To better understand the potential of radium-223 and how the agent could be successful and impactful in mCRPC, OncLive spoke with Michael Morris, MD, a medical oncologist at Memorial Sloan Kettering Cancer Center.Morris: Radiopharmaceuticals deliver targeted radiation therapy to either the tumor itself or compartments that contain the tumor. The whole idea behind a bone-seeking radiopharmaceutical is that it targets the component of the body that contains the primary site of metastatic disease, which, in prostate cancer, is the bone. It delivers radiation therapy to the bone, and since that is where most of the prostate cancer has localized, it is in turn treating most of the metastatic compartment of the disease. It delivers a very specific type of radiation therapy to the bone, which is an alpha-emitting radiation therapy or alpha particle. This has unique characteristics that minimize toxicity while maximizing treatment effect.This drug has been shown to prolong survival and improve quality of life in men with mCRPC. It improves overall survival; therefore, it helps patients live longer. It also delays complications related to bone metastases, known as SSE. These include bone fracture, bone pain, spinal cord compression, and others. Nevertheless, the drug is not only helping patients live longer, but it is helping them live better, as well.Radiopharmaceuticals have been around for a very long time. The biology behind them is really straightforward and relates to the chemistry of bone. The whole idea of replacing some of those components with radioactive components has been around for a while; the difference is that previous bone-seeking radiopharmaceuticals admitted a particle of energy known as a beta particle rather than an alpha particle. Beta particles have deeper tissue penetration, more side effects, and have never been shown definitively to improve survival. Now, we have an alpha particle, which has very shallow tissue penetration, has fewer side effects, and prolongs survival.Combining radium-223 with other types of treatment that directly target the cancer may be the future, whether that is androgen receptor—directed therapy, chemotherapy, or novel therapeutics that are yet to be developed. There is currently a study of radium-223 and abiraterone. There is also a study of radium-223 with chemotherapy that is under discussion that we hope to open shortly. In terms of new therapeutics, radium-223 is a DNA-damaging agent, and there is new data showing that patients that have BRCA2 mutations are very responsive to PARP inhibitors. Therefore, there is an idea to give radium-223 with a PARP inhibitor.
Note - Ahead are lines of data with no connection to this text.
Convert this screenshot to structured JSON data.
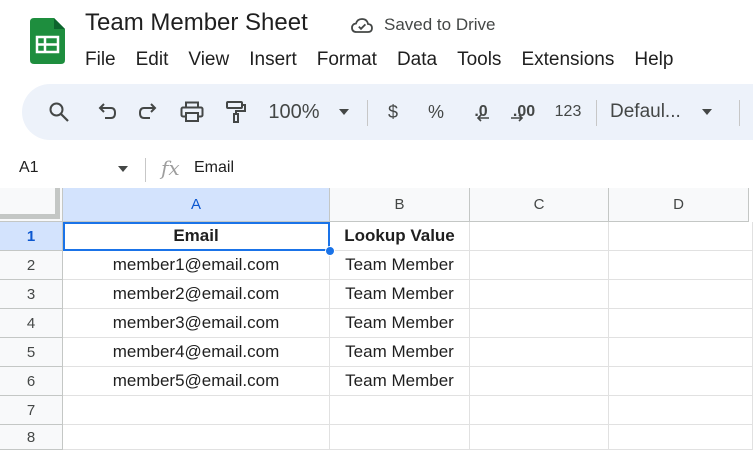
{
  "document": {
    "title": "Team Member Sheet",
    "save_status": "Saved to Drive"
  },
  "menu": [
    "File",
    "Edit",
    "View",
    "Insert",
    "Format",
    "Data",
    "Tools",
    "Extensions",
    "Help"
  ],
  "toolbar": {
    "zoom": "100%",
    "currency": "$",
    "percent": "%",
    "decrease_decimal": ".0",
    "increase_decimal": ".00",
    "number_format": "123",
    "font": "Defaul..."
  },
  "formula_bar": {
    "cell_ref": "A1",
    "fx": "fx",
    "value": "Email"
  },
  "grid": {
    "columns": [
      "A",
      "B",
      "C",
      "D"
    ],
    "rows": [
      "1",
      "2",
      "3",
      "4",
      "5",
      "6",
      "7",
      "8"
    ],
    "cells": [
      [
        "Email",
        "Lookup Value",
        "",
        ""
      ],
      [
        "member1@email.com",
        "Team Member",
        "",
        ""
      ],
      [
        "member2@email.com",
        "Team Member",
        "",
        ""
      ],
      [
        "member3@email.com",
        "Team Member",
        "",
        ""
      ],
      [
        "member4@email.com",
        "Team Member",
        "",
        ""
      ],
      [
        "member5@email.com",
        "Team Member",
        "",
        ""
      ],
      [
        "",
        "",
        "",
        ""
      ],
      [
        "",
        "",
        "",
        ""
      ]
    ]
  },
  "colors": {
    "brand_green": "#188038",
    "selection_blue": "#1a73e8",
    "header_selected": "#d3e3fd",
    "toolbar_bg": "#edf2fa"
  },
  "icons": [
    "sheets-logo-icon",
    "cloud-saved-icon",
    "search-icon",
    "undo-icon",
    "redo-icon",
    "print-icon",
    "paint-format-icon",
    "chevron-down-icon"
  ]
}
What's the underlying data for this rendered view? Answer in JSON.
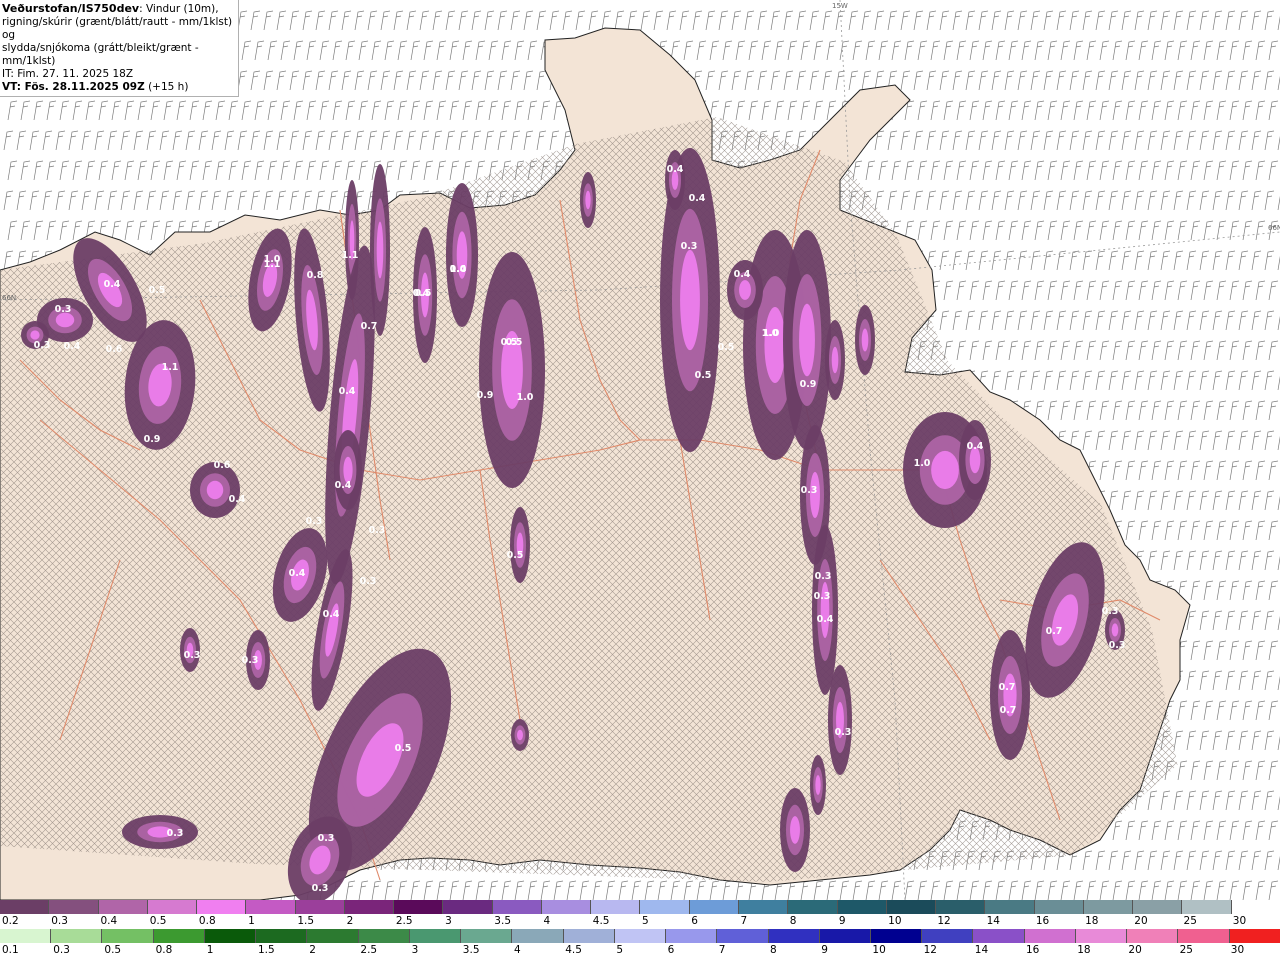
{
  "header": {
    "title": "Veðurstofan/IS750dev",
    "desc_1": ": Vindur (10m),",
    "desc_2": "rigning/skúrir (grænt/blátt/rautt - mm/1klst) og",
    "desc_3": "slydda/snjókoma (grátt/bleikt/grænt - mm/1klst)",
    "it": "IT: Fim. 27. 11. 2025 18Z",
    "vt": "VT: Fös. 28.11.2025 09Z",
    "lead": " (+15 h)"
  },
  "graticule": {
    "lon_label": "15W",
    "lat_label_left": "66N",
    "lat_label_right": "66N"
  },
  "precip_labels": [
    "0.3",
    "0.3",
    "0.4",
    "0.5",
    "1.0",
    "0.8",
    "1.1",
    "0.7",
    "0.4",
    "0.4",
    "0.4",
    "0.6",
    "1.1",
    "0.9",
    "0.6",
    "0.4",
    "1.1",
    "1.0",
    "0.5",
    "0.9",
    "1.0",
    "0.5",
    "0.4",
    "0.4",
    "0.3",
    "0.3",
    "0.4",
    "0.3",
    "0.4",
    "0.3",
    "0.5",
    "0.3",
    "0.5",
    "0.3",
    "0.3",
    "0.3",
    "0.5",
    "1.0",
    "0.4",
    "0.5",
    "1.0",
    "0.9",
    "0.5",
    "0.3",
    "0.4",
    "0.4",
    "0.3",
    "0.3",
    "0.3",
    "0.4",
    "1.0",
    "0.4",
    "0.7",
    "0.3",
    "0.3",
    "0.7",
    "0.7",
    "0.3"
  ],
  "colorbar_snow": {
    "labels": [
      "0.2",
      "0.3",
      "0.4",
      "0.5",
      "0.8",
      "1",
      "1.5",
      "2",
      "2.5",
      "3",
      "3.5",
      "4",
      "4.5",
      "5",
      "6",
      "7",
      "8",
      "9",
      "10",
      "12",
      "14",
      "16",
      "18",
      "20",
      "25",
      "30"
    ],
    "colors": [
      "#6b3e66",
      "#84507e",
      "#b065a8",
      "#d67ad0",
      "#f07ff0",
      "#c45ac4",
      "#9b3f9b",
      "#7a257a",
      "#5a0a5a",
      "#6a2a80",
      "#8a5ac0",
      "#a88ee0",
      "#b8b8f0",
      "#9fb8ee",
      "#6d9cd8",
      "#3f7f9f",
      "#2b6a78",
      "#1e5868",
      "#1b4b5a",
      "#2a5e6a",
      "#4a7a84",
      "#6a8e96",
      "#7d9aa0",
      "#8aa0a6",
      "#b0c0c4",
      "#ffffff"
    ]
  },
  "colorbar_rain": {
    "labels": [
      "0.1",
      "0.3",
      "0.5",
      "0.8",
      "1",
      "1.5",
      "2",
      "2.5",
      "3",
      "3.5",
      "4",
      "4.5",
      "5",
      "6",
      "7",
      "8",
      "9",
      "10",
      "12",
      "14",
      "16",
      "18",
      "20",
      "25",
      "30"
    ],
    "colors": [
      "#d8f5d0",
      "#a8dc98",
      "#74c064",
      "#3c9a30",
      "#0a5a0a",
      "#1c6a20",
      "#2c7a30",
      "#3c8a48",
      "#4a9870",
      "#6aa890",
      "#8aa8b8",
      "#a0b0d8",
      "#c0c4f4",
      "#9898ec",
      "#6060d8",
      "#3030c0",
      "#1818a8",
      "#000090",
      "#4040c0",
      "#8a50c8",
      "#d070d0",
      "#e88ad8",
      "#f080b8",
      "#f06090",
      "#f02020"
    ]
  }
}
Work is also still being done on optimizing how to administer radium-223 alone, how frequently patients should receive it, how long, and at what dose. All of those things are still being refined and optimized, and there are various clinical trials looking at those questions. Over the next few years, we should have more information regarding optimization of the drug alone and how to sequence or combine it with other drugs.They should know how to give it and how to interpret its treatment effects. That is tricky for many treatments but, in particular, it is tricky with this drug because you do not necessarily have a good sense of who is responding and who is not responding, because there is no imaging data to follow, that we know of. Oncologists also need to understand which patients should get this drug, which requires coordinating with someone who has experience with either radiation oncology or nuclear medicine.